Restate, word for word, each entry that follows, but skip its pictures.

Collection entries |
★ ★ ★ ★
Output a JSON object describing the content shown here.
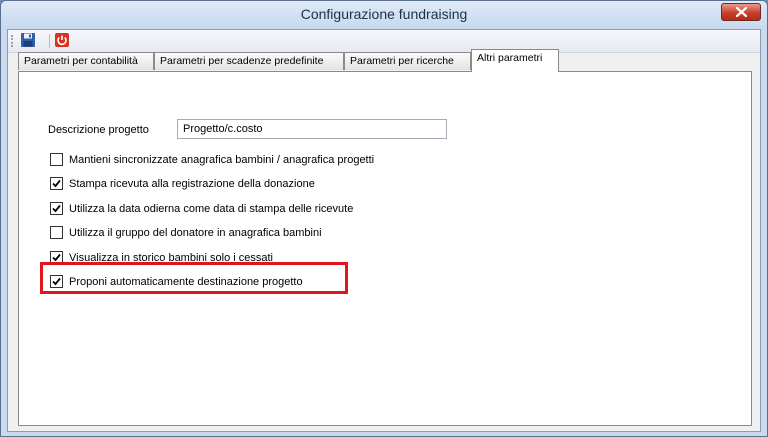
{
  "window": {
    "title": "Configurazione fundraising"
  },
  "tabs": [
    {
      "label": "Parametri per contabilità",
      "active": false
    },
    {
      "label": "Parametri per scadenze predefinite",
      "active": false
    },
    {
      "label": "Parametri per ricerche",
      "active": false
    },
    {
      "label": "Altri parametri",
      "active": true
    }
  ],
  "form": {
    "description_label": "Descrizione progetto",
    "description_value": "Progetto/c.costo",
    "options": [
      {
        "label": "Mantieni sincronizzate anagrafica bambini / anagrafica progetti",
        "checked": false
      },
      {
        "label": "Stampa ricevuta alla registrazione della donazione",
        "checked": true
      },
      {
        "label": "Utilizza la data odierna come data di stampa delle ricevute",
        "checked": true
      },
      {
        "label": "Utilizza il gruppo del donatore in anagrafica bambini",
        "checked": false
      },
      {
        "label": "Visualizza in storico bambini solo i cessati",
        "checked": true
      },
      {
        "label": "Proponi automaticamente destinazione progetto",
        "checked": true,
        "highlighted": true
      }
    ]
  },
  "colors": {
    "highlight": "#e0141e",
    "window_frame": "#c9d9ee"
  },
  "icons": {
    "save": "floppy-disk-icon",
    "exit": "power-icon",
    "close": "close-icon"
  }
}
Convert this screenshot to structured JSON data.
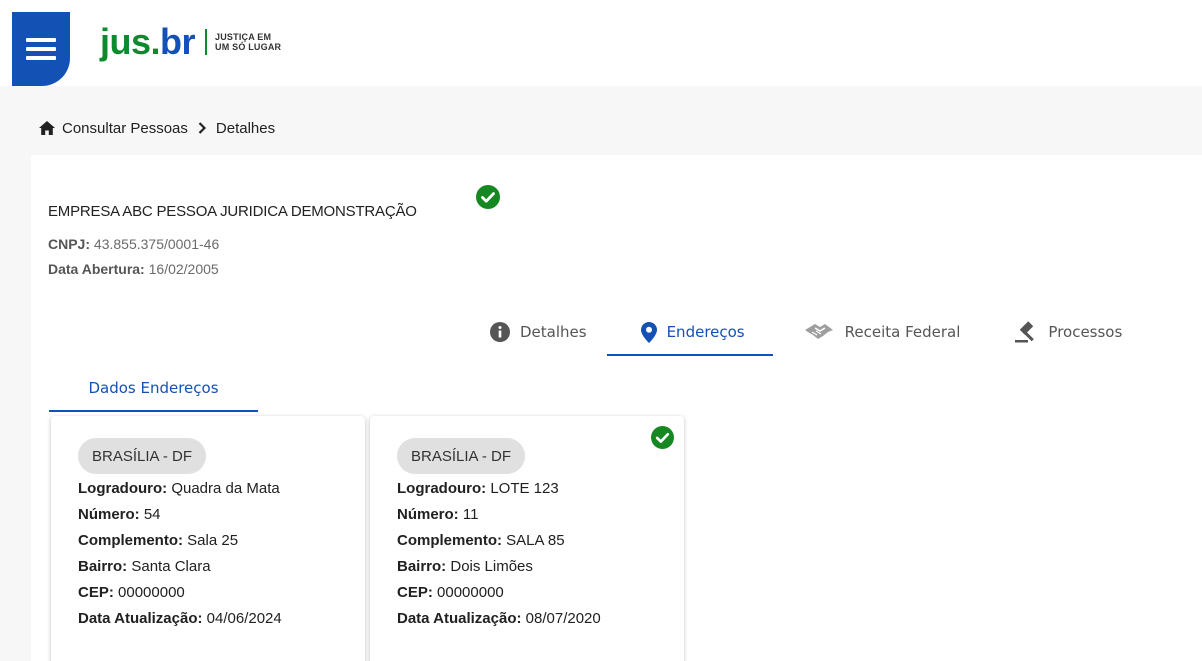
{
  "header": {
    "logo_jus": "jus",
    "logo_dot": ".",
    "logo_br": "br",
    "tagline_line1": "JUSTIÇA EM",
    "tagline_line2": "UM SÓ LUGAR"
  },
  "breadcrumb": {
    "items": [
      "Consultar Pessoas",
      "Detalhes"
    ]
  },
  "company": {
    "name": "EMPRESA ABC PESSOA JURIDICA DEMONSTRAÇÃO",
    "cnpj_label": "CNPJ:",
    "cnpj_value": "43.855.375/0001-46",
    "abertura_label": "Data Abertura:",
    "abertura_value": "16/02/2005"
  },
  "tabs": [
    {
      "label": "Detalhes",
      "icon": "info-circle-icon",
      "active": false
    },
    {
      "label": "Endereços",
      "icon": "map-pin-icon",
      "active": true
    },
    {
      "label": "Receita Federal",
      "icon": "receita-federal-icon",
      "active": false
    },
    {
      "label": "Processos",
      "icon": "gavel-icon",
      "active": false
    }
  ],
  "subtab": {
    "label": "Dados Endereços"
  },
  "labels": {
    "logradouro": "Logradouro:",
    "numero": "Número:",
    "complemento": "Complemento:",
    "bairro": "Bairro:",
    "cep": "CEP:",
    "atualizacao": "Data Atualização:"
  },
  "addresses": [
    {
      "city": "BRASÍLIA - DF",
      "logradouro": "Quadra da Mata",
      "numero": "54",
      "complemento": "Sala 25",
      "bairro": "Santa Clara",
      "cep": "00000000",
      "atualizacao": "04/06/2024",
      "verified": false
    },
    {
      "city": "BRASÍLIA - DF",
      "logradouro": "LOTE 123",
      "numero": "11",
      "complemento": "SALA 85",
      "bairro": "Dois Limões",
      "cep": "00000000",
      "atualizacao": "08/07/2020",
      "verified": true
    }
  ],
  "colors": {
    "primary": "#1351b4",
    "success": "#168821",
    "logo_green": "#0b8a2e"
  }
}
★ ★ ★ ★
Expected output |
Output a JSON object describing the content shown here.
{
  "window": {
    "title": "Configurazione fundraising"
  },
  "tabs": [
    {
      "label": "Parametri per contabilità",
      "active": false
    },
    {
      "label": "Parametri per scadenze predefinite",
      "active": false
    },
    {
      "label": "Parametri per ricerche",
      "active": false
    },
    {
      "label": "Altri parametri",
      "active": true
    }
  ],
  "form": {
    "description_label": "Descrizione progetto",
    "description_value": "Progetto/c.costo",
    "options": [
      {
        "label": "Mantieni sincronizzate anagrafica bambini / anagrafica progetti",
        "checked": false
      },
      {
        "label": "Stampa ricevuta alla registrazione della donazione",
        "checked": true
      },
      {
        "label": "Utilizza la data odierna come data di stampa delle ricevute",
        "checked": true
      },
      {
        "label": "Utilizza il gruppo del donatore in anagrafica bambini",
        "checked": false
      },
      {
        "label": "Visualizza in storico bambini solo i cessati",
        "checked": true
      },
      {
        "label": "Proponi automaticamente destinazione progetto",
        "checked": true,
        "highlighted": true
      }
    ]
  },
  "colors": {
    "highlight": "#e0141e",
    "window_frame": "#c9d9ee"
  },
  "icons": {
    "save": "floppy-disk-icon",
    "exit": "power-icon",
    "close": "close-icon"
  }
}
Convert this screenshot to structured JSON data.
{
  "header": {
    "logo_jus": "jus",
    "logo_dot": ".",
    "logo_br": "br",
    "tagline_line1": "JUSTIÇA EM",
    "tagline_line2": "UM SÓ LUGAR"
  },
  "breadcrumb": {
    "items": [
      "Consultar Pessoas",
      "Detalhes"
    ]
  },
  "company": {
    "name": "EMPRESA ABC PESSOA JURIDICA DEMONSTRAÇÃO",
    "cnpj_label": "CNPJ:",
    "cnpj_value": "43.855.375/0001-46",
    "abertura_label": "Data Abertura:",
    "abertura_value": "16/02/2005"
  },
  "tabs": [
    {
      "label": "Detalhes",
      "icon": "info-circle-icon",
      "active": false
    },
    {
      "label": "Endereços",
      "icon": "map-pin-icon",
      "active": true
    },
    {
      "label": "Receita Federal",
      "icon": "receita-federal-icon",
      "active": false
    },
    {
      "label": "Processos",
      "icon": "gavel-icon",
      "active": false
    }
  ],
  "subtab": {
    "label": "Dados Endereços"
  },
  "labels": {
    "logradouro": "Logradouro:",
    "numero": "Número:",
    "complemento": "Complemento:",
    "bairro": "Bairro:",
    "cep": "CEP:",
    "atualizacao": "Data Atualização:"
  },
  "addresses": [
    {
      "city": "BRASÍLIA - DF",
      "logradouro": "Quadra da Mata",
      "numero": "54",
      "complemento": "Sala 25",
      "bairro": "Santa Clara",
      "cep": "00000000",
      "atualizacao": "04/06/2024",
      "verified": false
    },
    {
      "city": "BRASÍLIA - DF",
      "logradouro": "LOTE 123",
      "numero": "11",
      "complemento": "SALA 85",
      "bairro": "Dois Limões",
      "cep": "00000000",
      "atualizacao": "08/07/2020",
      "verified": true
    }
  ],
  "colors": {
    "primary": "#1351b4",
    "success": "#168821",
    "logo_green": "#0b8a2e"
  }
}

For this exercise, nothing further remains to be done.